Band

A band operating on the borderlines of post-punk, new-wave and darker ends of synth-pop, hailing from Belarus, playing music that is dark and danceable at the same time. It is a perfect emulation of the genre yet instantly recognizable as theirs, with lyrics sung in Russian. On top of that – it sounds like a mix of everything a contemporary goth can wish for, and it also sounds an awful lot like the Belarusian band Molchat Doma (which translates as “Houses are silent”).

Currently a trio with Egor Shkutko on vocal duties, Roman Komogortsev on guitar, synths, and drum machine. Including Pavel Kozlov on bass and synths.

Their second LP, Этажи (pronounced Etazhi, meaning “Floors”) was released in 2018 on Berlin-based Detriti Records. It has sold out four times and is currently on its fifth repressing due to outstanding demand. Этажи has garnered over one million views on Youtube.

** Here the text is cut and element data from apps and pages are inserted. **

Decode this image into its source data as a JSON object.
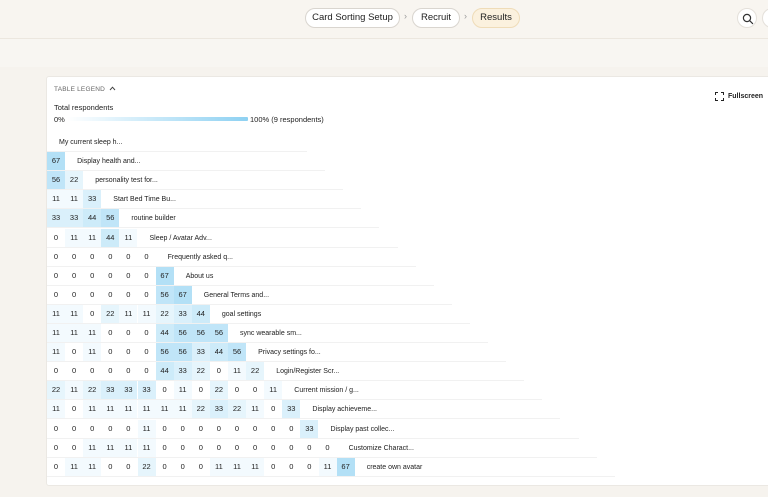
{
  "nav": {
    "steps": [
      {
        "label": "Card Sorting Setup",
        "active": false
      },
      {
        "label": "Recruit",
        "active": false
      },
      {
        "label": "Results",
        "active": true
      }
    ],
    "chevron": "›",
    "search_icon": "search-icon"
  },
  "legend": {
    "toggle_label": "TABLE LEGEND",
    "respondents_label": "Total respondents",
    "min_label": "0%",
    "max_label": "100% (9 respondents)",
    "max_color": "#8ed1f2"
  },
  "fullscreen_label": "Fullscreen",
  "matrix": {
    "rows": [
      {
        "label": "My current sleep h...",
        "values": []
      },
      {
        "label": "Display health and...",
        "values": [
          "67"
        ]
      },
      {
        "label": "personality test for...",
        "values": [
          "56",
          "22"
        ]
      },
      {
        "label": "Start Bed Time Bu...",
        "values": [
          "11",
          "11",
          "33"
        ]
      },
      {
        "label": "routine builder",
        "values": [
          "33",
          "33",
          "44",
          "56"
        ]
      },
      {
        "label": "Sleep / Avatar Adv...",
        "values": [
          "0",
          "11",
          "11",
          "44",
          "11"
        ]
      },
      {
        "label": "Frequently asked q...",
        "values": [
          "0",
          "0",
          "0",
          "0",
          "0",
          "0"
        ]
      },
      {
        "label": "About us",
        "values": [
          "0",
          "0",
          "0",
          "0",
          "0",
          "0",
          "67"
        ]
      },
      {
        "label": "General Terms and...",
        "values": [
          "0",
          "0",
          "0",
          "0",
          "0",
          "0",
          "56",
          "67"
        ]
      },
      {
        "label": "goal settings",
        "values": [
          "11",
          "11",
          "0",
          "22",
          "11",
          "11",
          "22",
          "33",
          "44"
        ]
      },
      {
        "label": "sync wearable sm...",
        "values": [
          "11",
          "11",
          "11",
          "0",
          "0",
          "0",
          "44",
          "56",
          "56",
          "56"
        ]
      },
      {
        "label": "Privacy settings fo...",
        "values": [
          "11",
          "0",
          "11",
          "0",
          "0",
          "0",
          "56",
          "56",
          "33",
          "44",
          "56"
        ]
      },
      {
        "label": "Login/Register Scr...",
        "values": [
          "0",
          "0",
          "0",
          "0",
          "0",
          "0",
          "44",
          "33",
          "22",
          "0",
          "11",
          "22"
        ]
      },
      {
        "label": "Current mission / g...",
        "values": [
          "22",
          "11",
          "22",
          "33",
          "33",
          "33",
          "0",
          "11",
          "0",
          "22",
          "0",
          "0",
          "11"
        ]
      },
      {
        "label": "Display achieveme...",
        "values": [
          "11",
          "0",
          "11",
          "11",
          "11",
          "11",
          "11",
          "11",
          "22",
          "33",
          "22",
          "11",
          "0",
          "33"
        ]
      },
      {
        "label": "Display past collec...",
        "values": [
          "0",
          "0",
          "0",
          "0",
          "0",
          "11",
          "0",
          "0",
          "0",
          "0",
          "0",
          "0",
          "0",
          "0",
          "33"
        ]
      },
      {
        "label": "Customize Charact...",
        "values": [
          "0",
          "0",
          "11",
          "11",
          "11",
          "11",
          "0",
          "0",
          "0",
          "0",
          "0",
          "0",
          "0",
          "0",
          "0",
          "0"
        ]
      },
      {
        "label": "create own avatar",
        "values": [
          "0",
          "11",
          "11",
          "0",
          "0",
          "22",
          "0",
          "0",
          "0",
          "11",
          "11",
          "11",
          "0",
          "0",
          "0",
          "11",
          "67"
        ]
      }
    ]
  }
}
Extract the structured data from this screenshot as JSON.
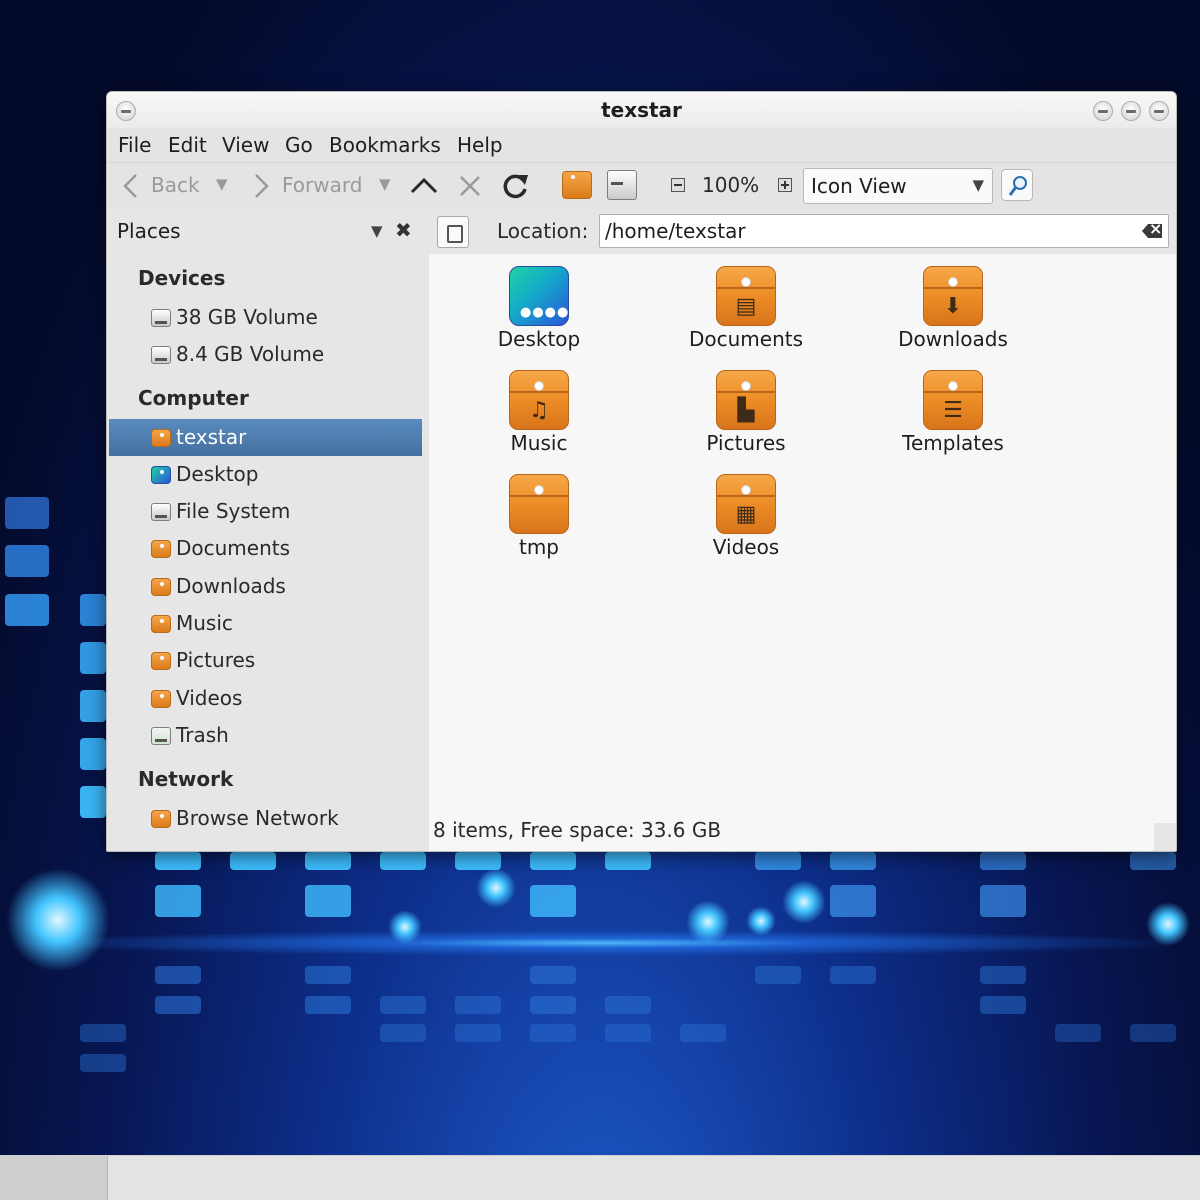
{
  "window": {
    "title": "texstar"
  },
  "menu": [
    "File",
    "Edit",
    "View",
    "Go",
    "Bookmarks",
    "Help"
  ],
  "toolbar": {
    "back_label": "Back",
    "forward_label": "Forward",
    "zoom_level": "100%",
    "view_mode": "Icon View"
  },
  "sidebar": {
    "title": "Places",
    "devices_heading": "Devices",
    "devices": [
      "38 GB Volume",
      "8.4 GB Volume"
    ],
    "computer_heading": "Computer",
    "computer": [
      "texstar",
      "Desktop",
      "File System",
      "Documents",
      "Downloads",
      "Music",
      "Pictures",
      "Videos",
      "Trash"
    ],
    "network_heading": "Network",
    "network": [
      "Browse Network"
    ]
  },
  "location": {
    "label": "Location:",
    "path": "/home/texstar"
  },
  "files": [
    "Desktop",
    "Documents",
    "Downloads",
    "Music",
    "Pictures",
    "Templates",
    "tmp",
    "Videos"
  ],
  "status": "8 items, Free space: 33.6 GB",
  "colors": {
    "selection": "#4f7fb2",
    "folder": "#ee8f28"
  }
}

Despite playing to packed clubs in Warsaw, Helsinki and Berlin, they are still flying under the radar in their native Belarus.

Molchat Doma – s krish nashih domov (LP / 2017 / Detriti Records)

Molchat Doma – Etazhi (LP / 2018 / Detriti Records)

It was a surprise a while ago to discover fellow Belarusians Super Besse but finding another world-class band from so seemingly unlikely a country brings even more of a pause for thought than seeing figher planes at such close range. That reflection comes later though, as the immediate reaction is an instinctive realisation that this trio is special.

The raw ingrediants are 1979/1980 Cure and Joy Division. Singer Yegor Shkutko reinterprets Ian Curtis’ whirling arm movements without coming across as daft. They are deadly serious and it’s the way the building blocks are assembled which takes Molchat Doma elsewhere. Each song’s sonorous melody sounds as if it’s meant to be hummed. The tunes suggest unfamiliar forms of folk or traditional song, maybe a dark chanson. Whatever the raw material, Molchat Doma have cooked up a treat. Their name roughly translates as “the house is silent”.

Kieron Tyler (The Arts Desk)

Molchat Doma [молчат дома] with their, both musically and lyrically, visceral and intense 80’s influenced yet futuristic hybrid of bleak post-punk and minimalistic synth-pop.
Hailing from the capital Minsk, the 3-piece band is comprised of Egor Shkutko(vocals), Roman Komogortsev (guitar, synth) and Pavel ‘Pablo’ Kozlovsky (bass).
A driving mesmerizing melancholic bassline interwines with sparkling guitar chords backed by dense and precise drum machine beats, sparse claps and linndrum effects. Stabs of dour icy synth combined with the heartfelt and agonizing vocals emphasize the sense of extreme sadness and despair in questioning belief systems, death and leaving loved ones behind.
An highly compelling listening from an album to not miss out on.

Fabrizio Lusso(WL//WH)

Rising from the still-warm molten slag of the former Iron Curtain is Molchat Doma with “S Krish Nashih Domov” – simply put, one of the best new albums from this brutal 2017.

This is no exaggeration – almost every track on this album feels iconic in a familiar, but also foreign way. Although it is sung entirely in Slavic, the sad, nostalgic themes still resonate deeply – the sonic accomplishment surpassing language itself.

Andrew Zistler (Newretrowave)